As late as December 1989, just eight months prior to Iraq’s designation as an enemy for having invaded Kuwait, the Bush administration pushed through new loans to the Iraqi government in order to facilitate U.S.-Iraqi trade. Meanwhile, according to a 1992 Senate investigation, the Commerce Department repeatedly deleted and altered information on export licenses for trade with Iraq in order to hide potential military uses of American exports.

Seeking Justice

For many years, human rights activists have called upon the United States to get tough with Saddam Hussein’s regime. Iraq’s invasion of Iran, support for international terrorism, and large-scale human rights violations were all valid grounds for military sanctions. Perhaps most significant was Iraq’s use of chemical warfare against both Iranian troops and the country’s civilian Kurdish population during the 1980s–by far the largest such use of these illegal weapons since World War I. The response of the world’s nations was a major test as to whether international law would be upheld through the imposition of stringent sanctions or other measures to challenge this dangerous precedent. The United States, along with much of the world community, failed. U.S. agricultural subsidies and other economic aid flowed into Iraq and American officials looked the other way as much of these funds were laundered into purchasing military equipment. The United States also sent an untold amount of indirect aid–largely through Kuwait and other Arab countries–which enabled Iraq to receive weapons and technology to increase its war-making capacity and repressive apparatus.

When a 1988 Senate Foreign Relations committee staff report brought to light Saddam Hussein’s policy of widespread killings of Kurdish civilians in northern Iraq, Senator Claiborne Pell introduced the Prevention of Genocide Act to put pressure on the Iraqi government.

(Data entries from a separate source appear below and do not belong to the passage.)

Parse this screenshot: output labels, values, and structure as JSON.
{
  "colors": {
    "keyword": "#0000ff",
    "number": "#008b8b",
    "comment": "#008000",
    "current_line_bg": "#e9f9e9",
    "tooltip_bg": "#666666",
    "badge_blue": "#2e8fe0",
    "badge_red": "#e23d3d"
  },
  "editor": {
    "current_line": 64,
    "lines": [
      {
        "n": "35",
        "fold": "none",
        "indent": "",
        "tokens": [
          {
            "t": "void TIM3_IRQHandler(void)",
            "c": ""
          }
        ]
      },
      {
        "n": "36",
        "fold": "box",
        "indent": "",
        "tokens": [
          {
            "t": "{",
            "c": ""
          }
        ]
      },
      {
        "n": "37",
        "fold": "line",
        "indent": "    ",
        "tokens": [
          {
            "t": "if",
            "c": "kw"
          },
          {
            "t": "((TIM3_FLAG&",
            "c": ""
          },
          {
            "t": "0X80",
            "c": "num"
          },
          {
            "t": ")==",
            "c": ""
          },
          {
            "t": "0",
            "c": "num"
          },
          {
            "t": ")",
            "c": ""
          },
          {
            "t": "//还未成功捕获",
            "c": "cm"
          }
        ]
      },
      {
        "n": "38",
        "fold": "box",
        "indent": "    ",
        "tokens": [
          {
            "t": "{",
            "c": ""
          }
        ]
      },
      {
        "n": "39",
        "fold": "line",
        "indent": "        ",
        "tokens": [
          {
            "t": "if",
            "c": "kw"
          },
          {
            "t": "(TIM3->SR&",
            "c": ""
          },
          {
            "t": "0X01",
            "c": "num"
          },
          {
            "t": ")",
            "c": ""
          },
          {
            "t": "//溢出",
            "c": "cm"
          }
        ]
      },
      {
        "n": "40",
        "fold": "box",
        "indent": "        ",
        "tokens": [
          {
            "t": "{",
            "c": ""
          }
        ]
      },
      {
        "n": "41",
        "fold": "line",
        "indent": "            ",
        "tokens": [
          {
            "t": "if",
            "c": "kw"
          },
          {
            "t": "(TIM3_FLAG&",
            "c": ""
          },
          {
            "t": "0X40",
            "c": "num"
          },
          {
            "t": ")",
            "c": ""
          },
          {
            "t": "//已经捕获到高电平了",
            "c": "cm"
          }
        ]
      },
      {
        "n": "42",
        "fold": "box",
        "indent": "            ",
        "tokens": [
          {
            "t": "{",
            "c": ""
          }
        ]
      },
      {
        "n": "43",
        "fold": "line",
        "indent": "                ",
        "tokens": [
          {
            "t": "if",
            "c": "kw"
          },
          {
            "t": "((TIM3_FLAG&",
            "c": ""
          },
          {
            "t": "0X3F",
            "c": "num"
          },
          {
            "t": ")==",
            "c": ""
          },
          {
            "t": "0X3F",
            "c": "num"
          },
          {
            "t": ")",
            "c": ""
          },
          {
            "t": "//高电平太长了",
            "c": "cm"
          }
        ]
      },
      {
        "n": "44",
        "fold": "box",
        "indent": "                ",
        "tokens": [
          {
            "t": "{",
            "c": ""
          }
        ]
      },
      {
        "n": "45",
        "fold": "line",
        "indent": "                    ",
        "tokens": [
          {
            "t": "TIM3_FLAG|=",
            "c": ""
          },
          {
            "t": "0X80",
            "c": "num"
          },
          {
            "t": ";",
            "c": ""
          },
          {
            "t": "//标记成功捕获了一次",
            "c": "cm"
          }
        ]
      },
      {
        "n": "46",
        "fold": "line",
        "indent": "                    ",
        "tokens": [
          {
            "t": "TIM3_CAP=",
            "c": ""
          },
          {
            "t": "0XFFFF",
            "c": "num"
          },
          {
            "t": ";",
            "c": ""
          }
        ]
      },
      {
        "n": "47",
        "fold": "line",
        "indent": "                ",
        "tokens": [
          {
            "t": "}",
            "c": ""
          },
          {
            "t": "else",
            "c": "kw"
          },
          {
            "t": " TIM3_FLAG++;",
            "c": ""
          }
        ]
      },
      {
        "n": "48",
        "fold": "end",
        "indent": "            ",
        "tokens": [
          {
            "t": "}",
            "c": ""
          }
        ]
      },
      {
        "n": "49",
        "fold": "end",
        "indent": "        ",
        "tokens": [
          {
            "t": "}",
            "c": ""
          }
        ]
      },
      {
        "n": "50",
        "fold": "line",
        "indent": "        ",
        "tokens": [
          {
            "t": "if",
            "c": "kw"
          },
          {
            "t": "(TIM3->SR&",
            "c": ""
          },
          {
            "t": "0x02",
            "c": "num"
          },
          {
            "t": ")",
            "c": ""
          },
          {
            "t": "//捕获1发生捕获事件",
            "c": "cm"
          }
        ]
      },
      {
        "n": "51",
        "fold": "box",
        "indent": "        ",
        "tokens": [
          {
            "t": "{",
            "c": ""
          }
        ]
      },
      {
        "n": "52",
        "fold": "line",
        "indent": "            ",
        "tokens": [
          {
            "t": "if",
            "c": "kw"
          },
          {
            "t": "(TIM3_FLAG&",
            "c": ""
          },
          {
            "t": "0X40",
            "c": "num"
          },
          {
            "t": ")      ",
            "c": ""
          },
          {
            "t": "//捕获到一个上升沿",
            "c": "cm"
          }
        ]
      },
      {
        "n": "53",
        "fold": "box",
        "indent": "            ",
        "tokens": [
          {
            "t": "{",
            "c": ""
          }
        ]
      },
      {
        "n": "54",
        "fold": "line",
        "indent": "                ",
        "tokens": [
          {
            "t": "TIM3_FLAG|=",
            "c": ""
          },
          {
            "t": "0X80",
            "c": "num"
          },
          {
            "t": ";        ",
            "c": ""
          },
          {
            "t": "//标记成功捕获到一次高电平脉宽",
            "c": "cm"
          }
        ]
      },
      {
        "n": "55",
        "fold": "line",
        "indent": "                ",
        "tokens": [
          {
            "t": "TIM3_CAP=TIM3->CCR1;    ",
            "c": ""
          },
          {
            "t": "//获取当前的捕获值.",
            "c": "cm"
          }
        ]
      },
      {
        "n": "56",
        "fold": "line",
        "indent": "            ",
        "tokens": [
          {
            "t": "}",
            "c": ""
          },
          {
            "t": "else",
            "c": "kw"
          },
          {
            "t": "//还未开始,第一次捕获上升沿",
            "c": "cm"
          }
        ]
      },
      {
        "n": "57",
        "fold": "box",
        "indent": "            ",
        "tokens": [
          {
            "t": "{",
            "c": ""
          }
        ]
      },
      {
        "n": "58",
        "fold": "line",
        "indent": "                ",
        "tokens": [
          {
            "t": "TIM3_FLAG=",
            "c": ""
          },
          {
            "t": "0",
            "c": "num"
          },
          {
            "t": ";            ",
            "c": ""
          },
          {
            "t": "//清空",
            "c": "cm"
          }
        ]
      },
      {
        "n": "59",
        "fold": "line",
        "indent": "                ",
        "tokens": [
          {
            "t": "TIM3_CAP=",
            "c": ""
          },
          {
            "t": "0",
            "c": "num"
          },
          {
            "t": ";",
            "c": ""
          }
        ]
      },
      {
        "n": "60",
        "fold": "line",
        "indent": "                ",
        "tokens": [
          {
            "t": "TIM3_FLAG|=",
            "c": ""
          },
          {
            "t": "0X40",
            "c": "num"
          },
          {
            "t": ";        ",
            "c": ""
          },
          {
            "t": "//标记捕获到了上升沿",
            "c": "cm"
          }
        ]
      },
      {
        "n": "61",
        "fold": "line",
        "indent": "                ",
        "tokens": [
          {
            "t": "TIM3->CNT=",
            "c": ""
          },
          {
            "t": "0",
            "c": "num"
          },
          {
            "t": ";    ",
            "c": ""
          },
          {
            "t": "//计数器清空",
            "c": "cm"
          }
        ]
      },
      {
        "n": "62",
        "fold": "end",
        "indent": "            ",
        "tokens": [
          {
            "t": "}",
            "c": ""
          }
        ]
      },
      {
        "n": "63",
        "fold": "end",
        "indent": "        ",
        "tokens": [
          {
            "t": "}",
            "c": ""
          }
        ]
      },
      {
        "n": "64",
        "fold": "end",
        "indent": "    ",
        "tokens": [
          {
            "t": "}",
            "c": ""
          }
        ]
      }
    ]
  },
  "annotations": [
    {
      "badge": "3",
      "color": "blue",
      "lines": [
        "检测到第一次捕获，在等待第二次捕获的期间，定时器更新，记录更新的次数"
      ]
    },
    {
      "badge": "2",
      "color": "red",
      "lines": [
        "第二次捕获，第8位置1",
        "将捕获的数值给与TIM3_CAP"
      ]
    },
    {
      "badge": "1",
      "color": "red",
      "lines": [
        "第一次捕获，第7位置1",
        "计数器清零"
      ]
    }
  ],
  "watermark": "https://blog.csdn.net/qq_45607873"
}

However, the Reagan administration successfully moved to have the measure killed.

It is also important to note that the devastation to Iraq’s military capabilities caused by the Gulf War bombing, military sanctions, and inspections regime–combined with the safe haven created for the Kurds in northern Iraq by the United Nations–resulted in a substantial reduction in Saddam Hussein’s repression during the past dozen years as compared with the first half of his rule.

In other words, the vast majority of the war crimes committed by Saddam’s regime took place during the period in which he was supported by the U.S. government. This may be the primary reason why the United States objects to any kind of international tribunal, since it would more likely bring the U.S. role in Saddam’s repression to light than a trial set up by the Bush administration’s appointed Iraqi surrogates.

Finally, it should be noted that the twelve-year-long U.S.-led economic sanctions against Iraq, combined with the destruction of much of the country’s civilian infrastructure during the devastating five-week U.S. bombing campaign in early 1991, contributed to the deaths of hundreds of thousands of Iraqi civilians–primarily children–from malnutrition and preventable diseases.

Given that the public health impact of such policies was well-documented for more than a decade, a case can be made that those U.S. officials responsible for such policies could themselves be guilty of war crimes and should–like Saddam Hussein–face justice in an international tribunal.